Hawaiʻi Third State To Pass Uniform Protection for Public Expression ActDenise Antolini and Jeff Portnoy
The new law represents a major gain for civil rights particularly at a time when independent-minded media and public interests groups are outgunned by well-oiled capitalists and dark money.
Australia’s Trial of the Century: Ben Roberts-Smith v. Fairfax MediaPeter Bartlett
Australian lawyer gives context about complex case pitting Australia’s most decorated soldier against experienced journalists who allege he committed war crimes in Afghanistan.
Colorado Trial Court Dismisses Baseless Libel Suit Against NewspaperSteven D. Zansberg
A state trial court judge granted the anti-SLAPP motion of the Northglenn-Thornton Sentinel newspaper and dismissed a libel suit brought by a pro se plaintiff who claimed he was defamed by an article recounting his run-ins with the law arising from his protests at two Islamic religious centers.

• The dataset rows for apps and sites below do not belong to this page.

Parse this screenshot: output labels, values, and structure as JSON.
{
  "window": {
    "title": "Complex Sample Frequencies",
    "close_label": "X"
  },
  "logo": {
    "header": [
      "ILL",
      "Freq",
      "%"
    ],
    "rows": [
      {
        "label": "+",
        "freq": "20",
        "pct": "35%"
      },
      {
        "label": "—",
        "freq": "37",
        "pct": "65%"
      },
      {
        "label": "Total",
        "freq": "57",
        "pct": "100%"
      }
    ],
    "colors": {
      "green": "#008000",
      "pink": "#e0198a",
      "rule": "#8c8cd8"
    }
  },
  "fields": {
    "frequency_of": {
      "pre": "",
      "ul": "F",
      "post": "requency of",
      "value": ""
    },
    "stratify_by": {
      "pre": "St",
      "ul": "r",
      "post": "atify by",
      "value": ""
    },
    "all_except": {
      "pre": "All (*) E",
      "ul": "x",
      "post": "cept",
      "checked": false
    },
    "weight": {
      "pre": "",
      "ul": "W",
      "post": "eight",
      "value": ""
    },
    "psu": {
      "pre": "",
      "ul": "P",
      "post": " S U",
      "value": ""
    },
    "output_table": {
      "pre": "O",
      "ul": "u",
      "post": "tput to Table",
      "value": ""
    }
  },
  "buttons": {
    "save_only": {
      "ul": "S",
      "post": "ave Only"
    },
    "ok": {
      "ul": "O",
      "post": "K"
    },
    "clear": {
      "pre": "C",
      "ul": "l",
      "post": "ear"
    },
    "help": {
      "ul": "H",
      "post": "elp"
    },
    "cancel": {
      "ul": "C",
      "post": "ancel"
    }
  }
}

N.C. Court of Appeals Affirms Dismissal of Libel Suit Against WRALMary Aline Fertin
The Court of Appeals of North Carolina affirmed the dismissal of a libel suit against WRAL over its coverage of Crystal Mangum’s murder conviction.
Foreign Emoluments Clause Meets FOIACharles D. Tobin and Maxwell S. Mishkin
A D.C. federal judge has issued a groundbreaking Freedom of Information Act ruling in favor of the Washington Post, agreeing that the public has a "strong interest” in learning the names of retired U.S. military personnel who go to work for foreign governments and how much they get paid.
Anti-SLAPP Tactical Considerations in New York State Versus Federal CourtsDavid S. Korzenik
The court had no difficulty concluding the article was a matter of legitimate public concern, a fair report of the prior proceedings, and published without actual malice. The significance of the decision, however, also lies in its approach to the recovery of legal fees under the New York SLAPP statute.
New Jersey State Court Imposes Sanctions Against Counsel for Pursuing Frivolous Defamation ClaimsElizabeth Seidlin-Bernstein
A pair of recent decisions from a New Jersey trial court highlights the state’s strong legal protections for freedom of speech and the press.